Clinical and pathophysiological clues of respiratory dysfunction in late-onset Pompe disease: New insights from a comparative study by MRI and respiratory function assessment.Neuromuscul Disord 2015; 25(11):852-8ND

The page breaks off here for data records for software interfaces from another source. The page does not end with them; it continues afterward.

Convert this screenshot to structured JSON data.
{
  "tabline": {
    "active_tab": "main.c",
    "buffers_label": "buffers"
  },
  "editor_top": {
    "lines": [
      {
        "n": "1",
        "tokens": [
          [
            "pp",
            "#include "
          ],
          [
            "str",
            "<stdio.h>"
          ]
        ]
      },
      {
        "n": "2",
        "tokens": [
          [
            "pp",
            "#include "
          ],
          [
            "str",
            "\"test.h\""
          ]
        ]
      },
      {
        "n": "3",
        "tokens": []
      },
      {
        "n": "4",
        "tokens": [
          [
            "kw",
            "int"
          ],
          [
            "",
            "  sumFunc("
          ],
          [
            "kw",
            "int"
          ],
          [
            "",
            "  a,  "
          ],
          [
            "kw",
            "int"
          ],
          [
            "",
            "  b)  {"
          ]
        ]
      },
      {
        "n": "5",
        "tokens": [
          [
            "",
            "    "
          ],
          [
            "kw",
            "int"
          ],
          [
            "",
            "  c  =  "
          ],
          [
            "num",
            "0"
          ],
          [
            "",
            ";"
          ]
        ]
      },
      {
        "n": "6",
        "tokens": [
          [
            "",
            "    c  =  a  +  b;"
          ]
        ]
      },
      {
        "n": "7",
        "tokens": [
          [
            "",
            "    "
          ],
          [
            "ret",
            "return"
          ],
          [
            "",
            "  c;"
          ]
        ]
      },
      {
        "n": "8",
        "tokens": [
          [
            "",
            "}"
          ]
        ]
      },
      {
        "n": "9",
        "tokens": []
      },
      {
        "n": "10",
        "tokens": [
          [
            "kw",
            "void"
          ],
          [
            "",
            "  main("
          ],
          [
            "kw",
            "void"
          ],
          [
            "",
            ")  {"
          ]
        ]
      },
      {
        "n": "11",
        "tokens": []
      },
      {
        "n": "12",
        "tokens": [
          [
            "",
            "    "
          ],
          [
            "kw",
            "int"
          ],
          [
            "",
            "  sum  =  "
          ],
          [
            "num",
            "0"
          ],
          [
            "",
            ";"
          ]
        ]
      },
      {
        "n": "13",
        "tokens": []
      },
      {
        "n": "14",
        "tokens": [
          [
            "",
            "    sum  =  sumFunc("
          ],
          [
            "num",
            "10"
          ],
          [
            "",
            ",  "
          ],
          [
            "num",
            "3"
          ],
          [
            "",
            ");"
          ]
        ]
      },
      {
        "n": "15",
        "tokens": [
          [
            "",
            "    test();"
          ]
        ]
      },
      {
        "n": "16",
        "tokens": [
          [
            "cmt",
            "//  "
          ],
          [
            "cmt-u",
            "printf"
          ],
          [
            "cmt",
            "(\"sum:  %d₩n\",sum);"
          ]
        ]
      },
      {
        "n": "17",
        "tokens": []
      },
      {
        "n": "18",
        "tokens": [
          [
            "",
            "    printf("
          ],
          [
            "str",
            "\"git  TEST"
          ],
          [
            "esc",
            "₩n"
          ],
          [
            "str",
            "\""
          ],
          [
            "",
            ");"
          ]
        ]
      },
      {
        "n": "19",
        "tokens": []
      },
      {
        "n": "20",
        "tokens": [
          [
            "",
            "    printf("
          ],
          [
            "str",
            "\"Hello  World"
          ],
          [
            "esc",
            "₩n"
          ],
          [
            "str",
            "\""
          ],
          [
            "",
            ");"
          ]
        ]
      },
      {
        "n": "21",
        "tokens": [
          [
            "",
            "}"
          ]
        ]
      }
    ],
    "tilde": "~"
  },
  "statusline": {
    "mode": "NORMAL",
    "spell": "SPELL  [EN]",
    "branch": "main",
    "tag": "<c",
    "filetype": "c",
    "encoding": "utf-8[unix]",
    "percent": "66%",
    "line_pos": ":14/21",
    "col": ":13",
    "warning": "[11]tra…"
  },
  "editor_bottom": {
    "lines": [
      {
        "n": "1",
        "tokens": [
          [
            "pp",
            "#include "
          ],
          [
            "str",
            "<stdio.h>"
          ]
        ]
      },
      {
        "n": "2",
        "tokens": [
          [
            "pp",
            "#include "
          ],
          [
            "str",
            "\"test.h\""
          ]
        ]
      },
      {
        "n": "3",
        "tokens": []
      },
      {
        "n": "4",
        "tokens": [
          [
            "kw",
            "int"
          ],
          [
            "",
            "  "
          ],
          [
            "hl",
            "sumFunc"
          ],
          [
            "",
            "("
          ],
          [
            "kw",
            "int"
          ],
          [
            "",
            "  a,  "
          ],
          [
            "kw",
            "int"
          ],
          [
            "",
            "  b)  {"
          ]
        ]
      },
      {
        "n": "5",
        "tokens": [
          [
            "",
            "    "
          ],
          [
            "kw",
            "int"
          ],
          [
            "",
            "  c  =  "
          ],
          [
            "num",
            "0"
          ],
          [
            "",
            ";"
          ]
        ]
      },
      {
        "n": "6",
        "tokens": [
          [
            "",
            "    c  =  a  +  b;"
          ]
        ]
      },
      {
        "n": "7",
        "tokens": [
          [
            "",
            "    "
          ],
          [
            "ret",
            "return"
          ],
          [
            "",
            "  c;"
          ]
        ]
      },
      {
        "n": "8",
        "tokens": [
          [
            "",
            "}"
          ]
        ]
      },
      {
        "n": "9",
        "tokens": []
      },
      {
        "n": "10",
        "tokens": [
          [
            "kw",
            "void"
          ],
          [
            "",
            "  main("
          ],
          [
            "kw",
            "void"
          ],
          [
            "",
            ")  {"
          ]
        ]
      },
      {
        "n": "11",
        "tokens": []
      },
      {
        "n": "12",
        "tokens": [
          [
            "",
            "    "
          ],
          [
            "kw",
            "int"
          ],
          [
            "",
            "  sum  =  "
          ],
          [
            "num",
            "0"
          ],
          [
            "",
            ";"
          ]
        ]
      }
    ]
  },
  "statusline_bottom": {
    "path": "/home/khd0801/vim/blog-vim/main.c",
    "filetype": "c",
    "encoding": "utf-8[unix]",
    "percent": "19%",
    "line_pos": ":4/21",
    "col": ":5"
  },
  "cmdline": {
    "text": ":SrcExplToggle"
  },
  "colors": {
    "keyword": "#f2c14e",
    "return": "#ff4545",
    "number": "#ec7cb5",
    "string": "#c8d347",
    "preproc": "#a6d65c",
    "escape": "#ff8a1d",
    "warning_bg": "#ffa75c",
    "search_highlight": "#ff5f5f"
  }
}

Respiratory insufficiency commonly develops in patients with Late Onset Pompe Disease (LOPD). It is conceivable that a timely starting of enzyme replacement therapy could avoid this life-threatening complication. Respiratory function in LOPD is commonly evaluated with standard pulmonary tests which do not extensively provide an accurate definition of the muscular pathophysiology. In eleven patients with LOPD and five healthy subjects, we compared pulmonary function results with MRI data, based on scans of the right lung acquired on maximum expiration and inspiration. We observed that variations in the cranio-caudal lung height and of lung areas in inspiration and expiration (lung delta) as well as the area of diaphragmatic movement strongly correlated with pulmonary function results. Moreover, MRI data confirmed that development of respiratory insufficiency in LOPD is mainly due to the diaphragmatic weakness with sparing of the antero-posterior chest expansion related to the activity of the intercostal muscles. These results suggest that respiratory muscle MRI is a quick, useful and reproducible tool for patient management as well as a reliable outcome measure for future LOPD therapeutic trials.